[TASK INPUT]

* * *

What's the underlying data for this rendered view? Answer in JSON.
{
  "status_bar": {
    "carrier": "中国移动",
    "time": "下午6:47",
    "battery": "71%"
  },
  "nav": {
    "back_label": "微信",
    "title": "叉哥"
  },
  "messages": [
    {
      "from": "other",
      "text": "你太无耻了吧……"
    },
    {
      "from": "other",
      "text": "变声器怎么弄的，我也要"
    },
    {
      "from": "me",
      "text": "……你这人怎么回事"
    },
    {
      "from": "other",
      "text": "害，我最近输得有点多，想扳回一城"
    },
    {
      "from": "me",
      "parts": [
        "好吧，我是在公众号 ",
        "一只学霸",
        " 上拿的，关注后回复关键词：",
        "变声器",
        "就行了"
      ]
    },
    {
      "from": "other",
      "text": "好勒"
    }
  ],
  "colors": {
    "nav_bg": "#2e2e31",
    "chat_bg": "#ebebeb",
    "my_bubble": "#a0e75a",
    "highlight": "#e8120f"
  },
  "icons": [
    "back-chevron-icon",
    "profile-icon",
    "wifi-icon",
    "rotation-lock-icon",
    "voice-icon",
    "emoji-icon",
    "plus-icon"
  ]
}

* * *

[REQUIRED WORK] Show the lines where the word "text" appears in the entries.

[EXPECTED ANSWER]
      "text": "你太无耻了吧……"
      "text": "变声器怎么弄的，我也要"
      "text": "……你这人怎么回事"
      "text": "害，我最近输得有点多，想扳回一城"
      "text": "好勒"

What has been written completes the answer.